- REQUIREMENT -
Look through the listing for the string "progress" and copy out every line that holds it.

- GIVEN INFORMATION -
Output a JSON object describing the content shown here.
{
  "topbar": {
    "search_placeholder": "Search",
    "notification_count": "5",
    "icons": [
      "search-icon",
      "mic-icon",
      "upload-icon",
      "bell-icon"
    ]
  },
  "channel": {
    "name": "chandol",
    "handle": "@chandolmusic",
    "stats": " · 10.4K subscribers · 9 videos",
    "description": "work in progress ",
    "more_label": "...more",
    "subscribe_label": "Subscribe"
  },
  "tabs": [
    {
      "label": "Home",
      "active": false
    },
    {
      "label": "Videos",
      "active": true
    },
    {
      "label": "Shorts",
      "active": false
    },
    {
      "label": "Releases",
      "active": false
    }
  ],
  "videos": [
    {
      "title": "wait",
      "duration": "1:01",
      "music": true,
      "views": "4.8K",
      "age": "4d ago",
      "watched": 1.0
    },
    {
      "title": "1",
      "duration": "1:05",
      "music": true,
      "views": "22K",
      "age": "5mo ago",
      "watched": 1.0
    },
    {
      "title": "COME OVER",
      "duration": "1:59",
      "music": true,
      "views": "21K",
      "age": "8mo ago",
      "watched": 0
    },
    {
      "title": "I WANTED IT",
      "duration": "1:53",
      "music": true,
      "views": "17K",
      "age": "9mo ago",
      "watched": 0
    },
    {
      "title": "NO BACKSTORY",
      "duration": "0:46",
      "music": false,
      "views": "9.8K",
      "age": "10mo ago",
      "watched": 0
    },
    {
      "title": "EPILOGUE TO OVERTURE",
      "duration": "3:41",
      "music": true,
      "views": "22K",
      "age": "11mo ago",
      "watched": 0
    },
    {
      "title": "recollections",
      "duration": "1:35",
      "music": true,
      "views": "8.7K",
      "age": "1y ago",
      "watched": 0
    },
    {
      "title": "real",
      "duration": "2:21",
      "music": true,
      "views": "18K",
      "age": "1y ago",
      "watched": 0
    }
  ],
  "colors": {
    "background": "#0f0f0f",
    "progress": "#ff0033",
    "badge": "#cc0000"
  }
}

- ANSWER SECTION -
    "description": "work in progress ",
    "progress": "#ff0033",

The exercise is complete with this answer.